inals is set down by those who do not know him personally as a 
sort of monster. But, on the other hand, those who know him and 
can testify that he is a devoted father, a loyal friend, and a gen- 
erous neighbor find it equally difficult to believe that he is a 
grafter and gangster. 

Those who believe the black patches in a man’s character are 
prepared to call him black; while those who are familiar with the 
white patches only are unwilling to believe there are any black 
ones. Prove that the district leader gives coal to the poor and wor- 
ships his little daughter and you acquit him of robbing the public 
till. If Morgan venerated his father, lavished loving attention upon 
the purchase of a little bonnet for his mother, wept at singing the 
songs she taught him, folded an old schoolmate like General Joe 
Wheeler to his bosom, lifting him from the floor in an exuberant 
hug — then there was no water in U. S. Steel and the crime against 
the New Haven road is a fiction. It is almost impossible to establish 
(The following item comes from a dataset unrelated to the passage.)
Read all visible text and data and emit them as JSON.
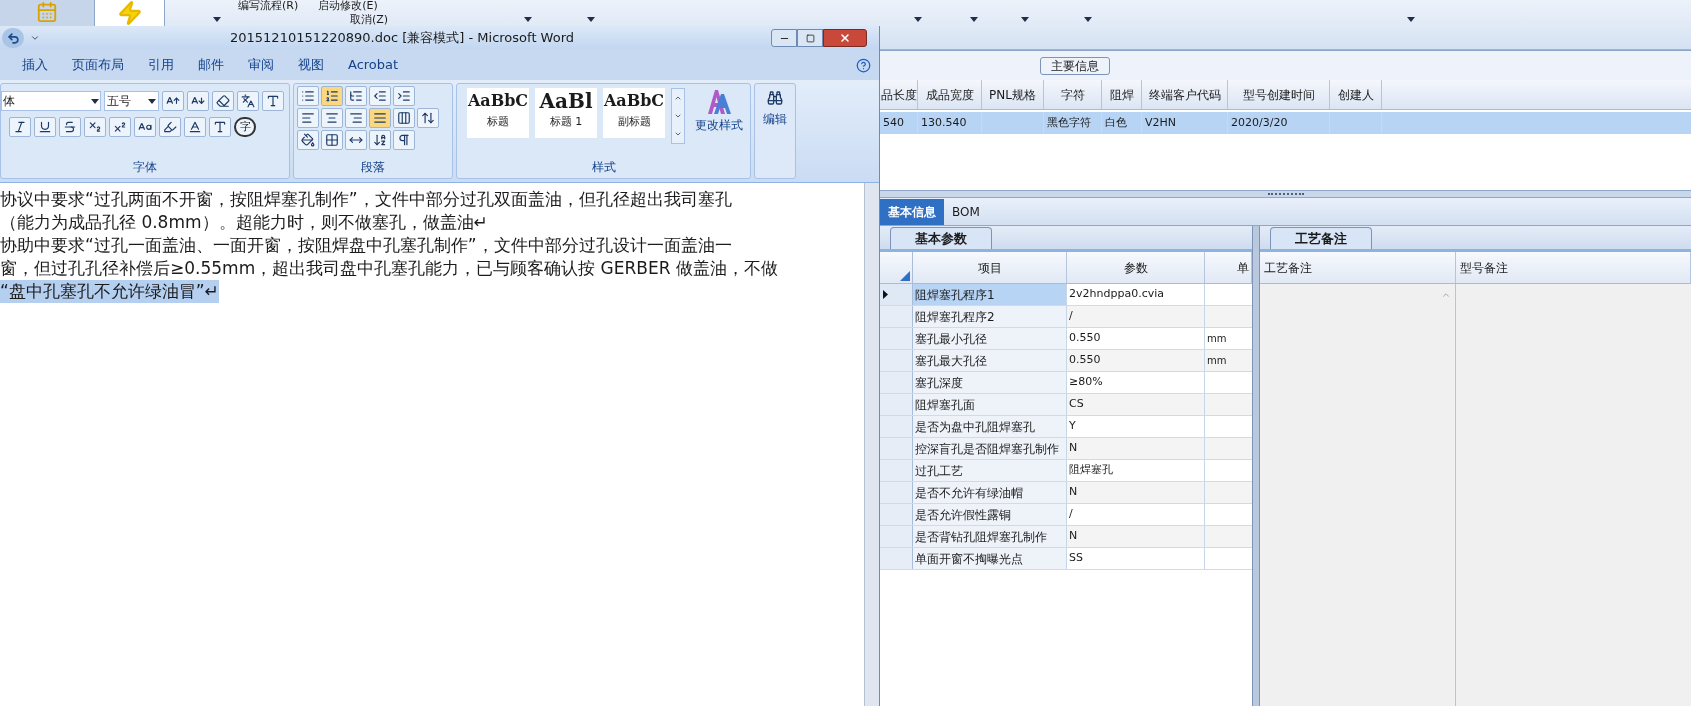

in the popular mind the perfectly simple truth that a man may rob 
a railroad or pad a security issue or crush a business rival without 
being a monster. 

Morgan seems to have had a very engaging youth. He did not 
go to school until he was nine years old. He went, in order, to the 
Point School, the Episcopal Academy in Hartford, the Pavillion 
School in Cheshire — a boarding academy — and three years later 
to the Public High School in Hartford. 

In 1851 his father moved the family to Boston, where he be- 
came a partner in J. M. Beebe, Morgan & Company. And Pierpont 
was entered in the English High School where, a biographer ob- 
serves, there was not to be found a single name of Irish, Italian, 
German, or any other nationality save English (unless we except 
Delano) . There was nothing to poison the mind of the pure-blooded 
young American. 

Two years later came the offer to Junius Morgan to join George 
Peabody in London. He accepted. European funds were moving in 
abundance into investment in the growing young continent.